Task statement
Copy each record below exactly, please, and leave its pictures out.

--- Given information Enclosed Below ---

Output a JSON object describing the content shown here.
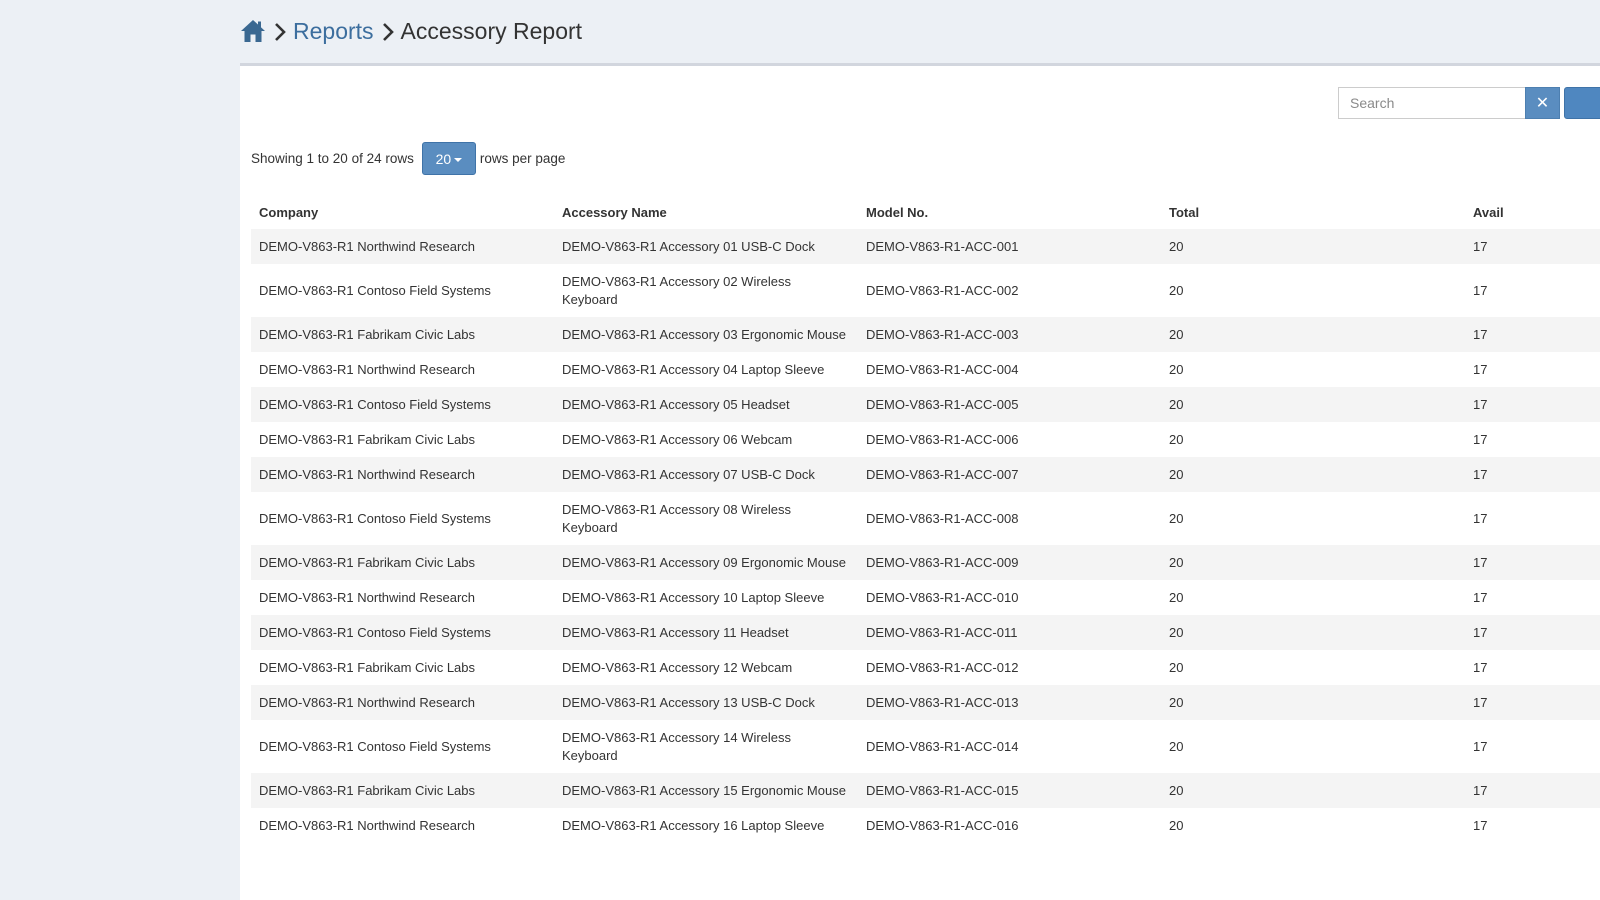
{
  "breadcrumb": {
    "home_icon": "home-icon",
    "reports_label": "Reports",
    "current_label": "Accessory Report"
  },
  "toolbar": {
    "search_placeholder": "Search",
    "clear_label": "✕"
  },
  "pagination": {
    "showing_text": "Showing 1 to 20 of 24 rows",
    "page_size": "20",
    "rows_per_page_text": "rows per page"
  },
  "table": {
    "columns": [
      "Company",
      "Accessory Name",
      "Model No.",
      "Total",
      "Avail"
    ],
    "rows": [
      [
        "DEMO-V863-R1 Northwind Research",
        "DEMO-V863-R1 Accessory 01 USB-C Dock",
        "DEMO-V863-R1-ACC-001",
        "20",
        "17"
      ],
      [
        "DEMO-V863-R1 Contoso Field Systems",
        "DEMO-V863-R1 Accessory 02 Wireless Keyboard",
        "DEMO-V863-R1-ACC-002",
        "20",
        "17"
      ],
      [
        "DEMO-V863-R1 Fabrikam Civic Labs",
        "DEMO-V863-R1 Accessory 03 Ergonomic Mouse",
        "DEMO-V863-R1-ACC-003",
        "20",
        "17"
      ],
      [
        "DEMO-V863-R1 Northwind Research",
        "DEMO-V863-R1 Accessory 04 Laptop Sleeve",
        "DEMO-V863-R1-ACC-004",
        "20",
        "17"
      ],
      [
        "DEMO-V863-R1 Contoso Field Systems",
        "DEMO-V863-R1 Accessory 05 Headset",
        "DEMO-V863-R1-ACC-005",
        "20",
        "17"
      ],
      [
        "DEMO-V863-R1 Fabrikam Civic Labs",
        "DEMO-V863-R1 Accessory 06 Webcam",
        "DEMO-V863-R1-ACC-006",
        "20",
        "17"
      ],
      [
        "DEMO-V863-R1 Northwind Research",
        "DEMO-V863-R1 Accessory 07 USB-C Dock",
        "DEMO-V863-R1-ACC-007",
        "20",
        "17"
      ],
      [
        "DEMO-V863-R1 Contoso Field Systems",
        "DEMO-V863-R1 Accessory 08 Wireless Keyboard",
        "DEMO-V863-R1-ACC-008",
        "20",
        "17"
      ],
      [
        "DEMO-V863-R1 Fabrikam Civic Labs",
        "DEMO-V863-R1 Accessory 09 Ergonomic Mouse",
        "DEMO-V863-R1-ACC-009",
        "20",
        "17"
      ],
      [
        "DEMO-V863-R1 Northwind Research",
        "DEMO-V863-R1 Accessory 10 Laptop Sleeve",
        "DEMO-V863-R1-ACC-010",
        "20",
        "17"
      ],
      [
        "DEMO-V863-R1 Contoso Field Systems",
        "DEMO-V863-R1 Accessory 11 Headset",
        "DEMO-V863-R1-ACC-011",
        "20",
        "17"
      ],
      [
        "DEMO-V863-R1 Fabrikam Civic Labs",
        "DEMO-V863-R1 Accessory 12 Webcam",
        "DEMO-V863-R1-ACC-012",
        "20",
        "17"
      ],
      [
        "DEMO-V863-R1 Northwind Research",
        "DEMO-V863-R1 Accessory 13 USB-C Dock",
        "DEMO-V863-R1-ACC-013",
        "20",
        "17"
      ],
      [
        "DEMO-V863-R1 Contoso Field Systems",
        "DEMO-V863-R1 Accessory 14 Wireless Keyboard",
        "DEMO-V863-R1-ACC-014",
        "20",
        "17"
      ],
      [
        "DEMO-V863-R1 Fabrikam Civic Labs",
        "DEMO-V863-R1 Accessory 15 Ergonomic Mouse",
        "DEMO-V863-R1-ACC-015",
        "20",
        "17"
      ],
      [
        "DEMO-V863-R1 Northwind Research",
        "DEMO-V863-R1 Accessory 16 Laptop Sleeve",
        "DEMO-V863-R1-ACC-016",
        "20",
        "17"
      ]
    ]
  },
  "colors": {
    "accent": "#5a8dc0",
    "link": "#3c6e9e",
    "background": "#ecf0f5"
  }
}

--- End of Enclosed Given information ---

Output of the exercise
Output a JSON object describing the content shown here.
{
  "breadcrumb": {
    "home_icon": "home-icon",
    "reports_label": "Reports",
    "current_label": "Accessory Report"
  },
  "toolbar": {
    "search_placeholder": "Search",
    "clear_label": "✕"
  },
  "pagination": {
    "showing_text": "Showing 1 to 20 of 24 rows",
    "page_size": "20",
    "rows_per_page_text": "rows per page"
  },
  "table": {
    "columns": [
      "Company",
      "Accessory Name",
      "Model No.",
      "Total",
      "Avail"
    ],
    "rows": [
      [
        "DEMO-V863-R1 Northwind Research",
        "DEMO-V863-R1 Accessory 01 USB-C Dock",
        "DEMO-V863-R1-ACC-001",
        "20",
        "17"
      ],
      [
        "DEMO-V863-R1 Contoso Field Systems",
        "DEMO-V863-R1 Accessory 02 Wireless Keyboard",
        "DEMO-V863-R1-ACC-002",
        "20",
        "17"
      ],
      [
        "DEMO-V863-R1 Fabrikam Civic Labs",
        "DEMO-V863-R1 Accessory 03 Ergonomic Mouse",
        "DEMO-V863-R1-ACC-003",
        "20",
        "17"
      ],
      [
        "DEMO-V863-R1 Northwind Research",
        "DEMO-V863-R1 Accessory 04 Laptop Sleeve",
        "DEMO-V863-R1-ACC-004",
        "20",
        "17"
      ],
      [
        "DEMO-V863-R1 Contoso Field Systems",
        "DEMO-V863-R1 Accessory 05 Headset",
        "DEMO-V863-R1-ACC-005",
        "20",
        "17"
      ],
      [
        "DEMO-V863-R1 Fabrikam Civic Labs",
        "DEMO-V863-R1 Accessory 06 Webcam",
        "DEMO-V863-R1-ACC-006",
        "20",
        "17"
      ],
      [
        "DEMO-V863-R1 Northwind Research",
        "DEMO-V863-R1 Accessory 07 USB-C Dock",
        "DEMO-V863-R1-ACC-007",
        "20",
        "17"
      ],
      [
        "DEMO-V863-R1 Contoso Field Systems",
        "DEMO-V863-R1 Accessory 08 Wireless Keyboard",
        "DEMO-V863-R1-ACC-008",
        "20",
        "17"
      ],
      [
        "DEMO-V863-R1 Fabrikam Civic Labs",
        "DEMO-V863-R1 Accessory 09 Ergonomic Mouse",
        "DEMO-V863-R1-ACC-009",
        "20",
        "17"
      ],
      [
        "DEMO-V863-R1 Northwind Research",
        "DEMO-V863-R1 Accessory 10 Laptop Sleeve",
        "DEMO-V863-R1-ACC-010",
        "20",
        "17"
      ],
      [
        "DEMO-V863-R1 Contoso Field Systems",
        "DEMO-V863-R1 Accessory 11 Headset",
        "DEMO-V863-R1-ACC-011",
        "20",
        "17"
      ],
      [
        "DEMO-V863-R1 Fabrikam Civic Labs",
        "DEMO-V863-R1 Accessory 12 Webcam",
        "DEMO-V863-R1-ACC-012",
        "20",
        "17"
      ],
      [
        "DEMO-V863-R1 Northwind Research",
        "DEMO-V863-R1 Accessory 13 USB-C Dock",
        "DEMO-V863-R1-ACC-013",
        "20",
        "17"
      ],
      [
        "DEMO-V863-R1 Contoso Field Systems",
        "DEMO-V863-R1 Accessory 14 Wireless Keyboard",
        "DEMO-V863-R1-ACC-014",
        "20",
        "17"
      ],
      [
        "DEMO-V863-R1 Fabrikam Civic Labs",
        "DEMO-V863-R1 Accessory 15 Ergonomic Mouse",
        "DEMO-V863-R1-ACC-015",
        "20",
        "17"
      ],
      [
        "DEMO-V863-R1 Northwind Research",
        "DEMO-V863-R1 Accessory 16 Laptop Sleeve",
        "DEMO-V863-R1-ACC-016",
        "20",
        "17"
      ]
    ]
  },
  "colors": {
    "accent": "#5a8dc0",
    "link": "#3c6e9e",
    "background": "#ecf0f5"
  }
}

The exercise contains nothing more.